So while Apple routinely issues iOS security updates, the release of iOS 14.8 about a week ago is unique. The iOS 14.8 update fixes a security vulnerability that would allow a malicious actor to have full access to everything on your phone. Suffice it to say, if you’re still running an older version of iOS 14, you should update to iOS 15 immediately.
A sophisticated iPhone security exploit
The exploit in question reportedly comes from the NSO Group, an organization responsible for some of the most advanced and sophisticated iPhone spyware ever created. The exploit itself can easily infect iPhones, iPads, Macs, and even Apple Watches. The spyware is known as Pegasus, but security researchers call it FORCEDENTRY.
Once the spyware infects a device, it keeps tabs on everything. Pegasus can monitor all sorts of data. That list includes phone calls, browser history, photos, emails, and messages sent and received via text, Facebook, WhatsApp.The spyware can also track your location and turn on your microphone for recording.
How the spyware spreads
Previous iterations of Pegasus from the NSO Group required a target to click on a link. The latest version, however, is far more sophisticated. The current incarnation of Pegasus can infect a device with absolutely no action from the target.
The New York Times reveals that one attack vector simply involved sending a target a photo. This photo then took advantage of “the way that Apple processes images and allowed the Pegasus spyware to be quietly downloaded onto Apple devices.”
The full Citizen Lab security report regarding Pegasus is viewable over here.
Apple’s iPhone bug bounty program
On a related note, it’s worth mentioning that some security researchers aren’t happy with Apple’s bug bounty problem. According to some security researchers, Apple doesn’t always pay out what it owes. Further, some Apple employees said that there’s a backlog of bugs that Apple needs to sift through.
The Washington Post reports that Apple’s “insular culture has hurt the program and created a blind spot on security.”
It’s quite common for tech companies to pay researchers who unearth security vulnerabilities.
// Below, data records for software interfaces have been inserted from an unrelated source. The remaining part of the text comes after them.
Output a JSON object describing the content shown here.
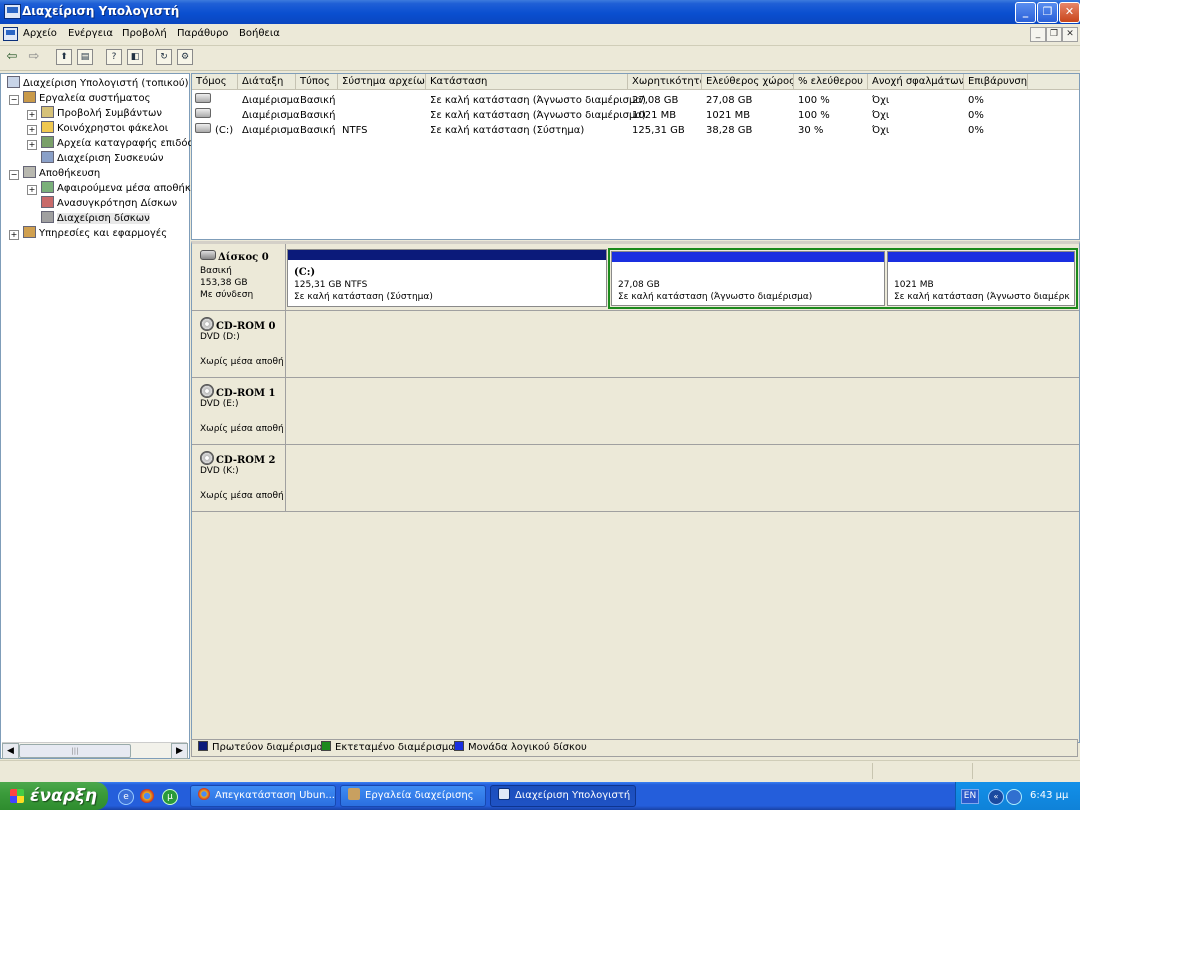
{
  "window": {
    "title": "Διαχείριση Υπολογιστή"
  },
  "menu": [
    "Αρχείο",
    "Ενέργεια",
    "Προβολή",
    "Παράθυρο",
    "Βοήθεια"
  ],
  "tree": [
    {
      "label": "Διαχείριση Υπολογιστή (τοπικού)",
      "level": 0
    },
    {
      "label": "Εργαλεία συστήματος",
      "level": 1,
      "expander": "−"
    },
    {
      "label": "Προβολή Συμβάντων",
      "level": 2,
      "expander": "+"
    },
    {
      "label": "Κοινόχρηστοι φάκελοι",
      "level": 2,
      "expander": "+"
    },
    {
      "label": "Αρχεία καταγραφής επιδόσε",
      "level": 2,
      "expander": "+"
    },
    {
      "label": "Διαχείριση Συσκευών",
      "level": 2
    },
    {
      "label": "Αποθήκευση",
      "level": 1,
      "expander": "−"
    },
    {
      "label": "Αφαιρούμενα μέσα αποθήκε",
      "level": 2,
      "expander": "+"
    },
    {
      "label": "Ανασυγκρότηση Δίσκων",
      "level": 2
    },
    {
      "label": "Διαχείριση δίσκων",
      "level": 2,
      "selected": true
    },
    {
      "label": "Υπηρεσίες και εφαρμογές",
      "level": 1,
      "expander": "+"
    }
  ],
  "volumes": {
    "columns": [
      "Τόμος",
      "Διάταξη",
      "Τύπος",
      "Σύστημα αρχείων",
      "Κατάσταση",
      "Χωρητικότητα",
      "Ελεύθερος χώρος",
      "% ελεύθερου",
      "Ανοχή σφαλμάτων",
      "Επιβάρυνση"
    ],
    "rows": [
      [
        "",
        "Διαμέρισμα",
        "Βασική",
        "",
        "Σε καλή κατάσταση (Άγνωστο διαμέρισμα)",
        "27,08 GB",
        "27,08 GB",
        "100 %",
        "Όχι",
        "0%"
      ],
      [
        "",
        "Διαμέρισμα",
        "Βασική",
        "",
        "Σε καλή κατάσταση (Άγνωστο διαμέρισμα)",
        "1021 MB",
        "1021 MB",
        "100 %",
        "Όχι",
        "0%"
      ],
      [
        "(C:)",
        "Διαμέρισμα",
        "Βασική",
        "NTFS",
        "Σε καλή κατάσταση (Σύστημα)",
        "125,31 GB",
        "38,28 GB",
        "30 %",
        "Όχι",
        "0%"
      ]
    ]
  },
  "disks": [
    {
      "name": "Δίσκος 0",
      "type": "Βασική",
      "size": "153,38 GB",
      "status": "Με σύνδεση",
      "partitions": [
        {
          "title": "(C:)",
          "size": "125,31 GB NTFS",
          "status": "Σε καλή κατάσταση (Σύστημα)",
          "color": "#0b1a7a"
        },
        {
          "title": "",
          "size": "27,08 GB",
          "status": "Σε καλή κατάσταση (Άγνωστο διαμέρισμα)",
          "color": "#1a2fe0"
        },
        {
          "title": "",
          "size": "1021 MB",
          "status": "Σε καλή κατάσταση (Άγνωστο διαμέρκ",
          "color": "#1a2fe0"
        }
      ]
    },
    {
      "name": "CD-ROM 0",
      "type": "DVD (D:)",
      "status": "Χωρίς μέσα αποθή"
    },
    {
      "name": "CD-ROM 1",
      "type": "DVD (E:)",
      "status": "Χωρίς μέσα αποθή"
    },
    {
      "name": "CD-ROM 2",
      "type": "DVD (K:)",
      "status": "Χωρίς μέσα αποθή"
    }
  ],
  "legend": [
    {
      "label": "Πρωτεύον διαμέρισμα",
      "color": "#0b1a7a"
    },
    {
      "label": "Εκτεταμένο διαμέρισμα",
      "color": "#1c8a1c"
    },
    {
      "label": "Μονάδα λογικού δίσκου",
      "color": "#1a2fe0"
    }
  ],
  "taskbar": {
    "start_label": "έναρξη",
    "buttons": [
      "Απεγκατάσταση Ubun...",
      "Εργαλεία διαχείρισης",
      "Διαχείριση Υπολογιστή"
    ],
    "lang": "EN",
    "clock": "6:43 μμ"
  },
  "colors": {
    "titlebar": "#0a4fd0",
    "primary_partition": "#0b1a7a",
    "extended_partition": "#1c8a1c",
    "logical_drive": "#1a2fe0",
    "taskbar": "#245edb",
    "start_button": "#3b9b3b"
  }
}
Apple’s bug bounty program, however, only started a few years ago. Additionally, the payment tiers at Apple are lower than they are at other tech companies.